And we found a new platform for our Artist to Artist Dialogues, now continuing the conversations online. Sculptor Julie Levesque and painter Candice Smith Corby discussed family and domesticity in visual arts. Writer Karl Iagnemma and new media artist Brian Knep discussed the intersections of art and science. And most recently, multi-faceted writers Lise Haines and Elizabeth Searle discussed how some of the central issues of our times–terrorism, celebrations of violence, celebrity culture, and female identity–drive and inhabit their work.
Here’s a sample of that discussion between Lise and Elizabeth:
Elizabeth: When you’re writing, do you see the scenes cinematically?
Lise: I think my mind is very cinematic when I write. For me, an average day has three realities. Along with dream/sleep time and the waking world, my writing life is like a very vivid daydream. I feel like part of my job is to report back on this third reality.
Elizabeth: That’s a great metaphor. You’re mixing, in that dream-like way, so many things from your real life. But it creates something new.
It’s a fun thing (one of many) about working in this field: in the dialogue between the arts and humanities, between the storytellers and their stories, between the idea and the art, the resulting conversation always has the potential to create something new.

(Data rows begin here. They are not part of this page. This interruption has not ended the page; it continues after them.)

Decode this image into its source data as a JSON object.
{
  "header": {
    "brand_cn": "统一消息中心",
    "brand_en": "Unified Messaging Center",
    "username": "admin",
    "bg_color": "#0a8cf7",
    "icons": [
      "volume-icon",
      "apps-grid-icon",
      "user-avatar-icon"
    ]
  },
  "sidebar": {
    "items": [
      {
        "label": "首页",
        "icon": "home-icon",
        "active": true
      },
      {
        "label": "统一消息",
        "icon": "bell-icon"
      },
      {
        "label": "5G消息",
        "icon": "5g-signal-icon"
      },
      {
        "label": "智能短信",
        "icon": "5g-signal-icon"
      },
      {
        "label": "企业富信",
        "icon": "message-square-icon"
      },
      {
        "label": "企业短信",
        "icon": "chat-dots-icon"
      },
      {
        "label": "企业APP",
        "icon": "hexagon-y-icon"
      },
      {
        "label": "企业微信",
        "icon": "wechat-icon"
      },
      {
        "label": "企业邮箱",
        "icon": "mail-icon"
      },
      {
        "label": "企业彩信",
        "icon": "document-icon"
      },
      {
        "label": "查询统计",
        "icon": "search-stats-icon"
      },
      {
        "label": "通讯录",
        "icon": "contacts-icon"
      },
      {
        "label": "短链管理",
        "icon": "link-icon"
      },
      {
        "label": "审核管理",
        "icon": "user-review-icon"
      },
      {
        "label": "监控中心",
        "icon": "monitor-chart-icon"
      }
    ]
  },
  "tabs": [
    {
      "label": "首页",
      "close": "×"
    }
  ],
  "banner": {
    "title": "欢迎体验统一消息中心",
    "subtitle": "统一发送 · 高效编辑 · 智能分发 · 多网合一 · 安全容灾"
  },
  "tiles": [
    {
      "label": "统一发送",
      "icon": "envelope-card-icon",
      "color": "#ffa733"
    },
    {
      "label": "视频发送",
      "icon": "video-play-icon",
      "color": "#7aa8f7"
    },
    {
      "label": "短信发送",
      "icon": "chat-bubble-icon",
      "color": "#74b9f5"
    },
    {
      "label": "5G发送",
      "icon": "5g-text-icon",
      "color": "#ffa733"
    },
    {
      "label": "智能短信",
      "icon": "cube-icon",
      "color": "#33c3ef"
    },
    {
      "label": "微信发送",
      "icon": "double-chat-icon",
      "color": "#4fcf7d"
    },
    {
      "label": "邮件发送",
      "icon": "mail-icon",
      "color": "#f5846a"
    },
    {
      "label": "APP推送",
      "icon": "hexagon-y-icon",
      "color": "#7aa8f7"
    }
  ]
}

Images: Eric Henry Sanders (playwright), Shawn LaCount (director), Fedna Jacquet (actor), Brett Marks (actor), and Anne Morgan (dramaturg) read a scene from RESERVOIR; a page from REV ABNE A: ABNER’S VISION by Betsy Damian, a Creole/English picture book for emergent readers (2010); cover art for GIRL HELD IN HOME by Elizabeth Searle (New Rivers Press, Fall 2011) and GIRL IN THE ARENA by Lise Haines (Bloomsbury USA, 2009).